NIH: National Cancer Institute
[Learn More in MedlinePlus]
Spinal Cord Diseases
Your spinal cord is a bundle of nerves that runs down the middle of your back. It carries signals back and forth between your body and your brain. It is protected by your vertebrae, which are the bone disks that make up your spine. If you have an accident that damages the vertebrae or other parts of the spine, this can also injure the spinal cord. Other spinal cord problems include:
- Infections such as meningitis and polio
- Inflammatory diseases
- Autoimmune diseases
- Degenerative diseases such as amyotrophic lateral sclerosis and spinal muscular atrophy
Symptoms vary but might include pain, numbness, loss of sensation and muscle weakness. These symptoms can occur around the spinal cord, and also in other areas such as your arms and legs.
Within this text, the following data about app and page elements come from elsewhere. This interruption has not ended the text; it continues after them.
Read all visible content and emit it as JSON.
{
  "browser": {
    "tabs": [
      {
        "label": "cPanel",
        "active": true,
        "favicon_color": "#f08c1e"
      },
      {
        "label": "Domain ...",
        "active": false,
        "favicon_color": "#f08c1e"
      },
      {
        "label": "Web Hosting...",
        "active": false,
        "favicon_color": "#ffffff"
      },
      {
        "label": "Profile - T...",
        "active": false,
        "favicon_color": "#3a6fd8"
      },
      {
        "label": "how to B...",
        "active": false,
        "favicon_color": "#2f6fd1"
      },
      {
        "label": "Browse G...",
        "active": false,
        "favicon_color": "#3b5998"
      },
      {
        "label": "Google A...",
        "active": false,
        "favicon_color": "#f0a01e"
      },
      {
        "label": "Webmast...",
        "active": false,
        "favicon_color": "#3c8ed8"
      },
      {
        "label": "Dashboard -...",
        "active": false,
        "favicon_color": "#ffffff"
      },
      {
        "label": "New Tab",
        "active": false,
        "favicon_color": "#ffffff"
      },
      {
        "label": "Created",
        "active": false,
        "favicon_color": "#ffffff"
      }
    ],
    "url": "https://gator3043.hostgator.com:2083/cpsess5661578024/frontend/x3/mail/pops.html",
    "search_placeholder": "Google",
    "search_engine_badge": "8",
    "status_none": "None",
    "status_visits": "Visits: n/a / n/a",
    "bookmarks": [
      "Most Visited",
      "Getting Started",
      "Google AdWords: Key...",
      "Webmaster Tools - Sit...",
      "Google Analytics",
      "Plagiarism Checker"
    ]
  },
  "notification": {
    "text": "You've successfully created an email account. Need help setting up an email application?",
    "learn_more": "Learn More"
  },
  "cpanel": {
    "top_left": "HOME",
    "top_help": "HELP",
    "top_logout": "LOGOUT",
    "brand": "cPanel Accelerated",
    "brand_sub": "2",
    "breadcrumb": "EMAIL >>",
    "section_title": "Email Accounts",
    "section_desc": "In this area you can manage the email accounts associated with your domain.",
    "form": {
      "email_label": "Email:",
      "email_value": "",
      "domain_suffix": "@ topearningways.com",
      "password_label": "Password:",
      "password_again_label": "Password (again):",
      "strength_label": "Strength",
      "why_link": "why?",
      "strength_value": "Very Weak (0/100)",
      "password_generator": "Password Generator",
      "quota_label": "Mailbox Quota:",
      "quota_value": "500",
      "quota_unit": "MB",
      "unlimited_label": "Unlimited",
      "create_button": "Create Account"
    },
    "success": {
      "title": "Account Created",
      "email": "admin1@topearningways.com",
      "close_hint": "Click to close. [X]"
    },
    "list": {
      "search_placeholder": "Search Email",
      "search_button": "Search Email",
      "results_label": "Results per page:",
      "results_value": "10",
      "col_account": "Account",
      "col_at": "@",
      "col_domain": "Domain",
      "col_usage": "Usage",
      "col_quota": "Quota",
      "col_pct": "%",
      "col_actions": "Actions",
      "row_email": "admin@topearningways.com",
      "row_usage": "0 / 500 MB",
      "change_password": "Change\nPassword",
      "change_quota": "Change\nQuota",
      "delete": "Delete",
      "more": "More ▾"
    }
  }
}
Treatments often include medicines and surgery.
[Learn More in MedlinePlus]
Brain Tumors-Patient VersionLearn about brain and spinal cord tumor risk factors, symptoms, tests to diagnose, factors affecting prognosis, and treatment.
[Learn More in MedlinePlus]
- FY 2023 - No Change, effective from 10/1/2022 through 9/30/2023
- FY 2022 - No Change, effective from 10/1/2021 through 9/30/2022
- FY 2021 - No Change, effective from 10/1/2020 through 9/30/2021
- FY 2020 - No Change, effective from 10/1/2019 through 9/30/2020
- FY 2019 - No Change, effective from 10/1/2018 through 9/30/2019
- FY 2018 - No Change, effective from 10/1/2017 through 9/30/2018
- FY 2017 - No Change, effective from 10/1/2016 through 9/30/2017
- FY 2016 - New Code, effective from 10/1/2015 through 9/30/2016 (First year ICD-10-CM implemented into the HIPAA code set)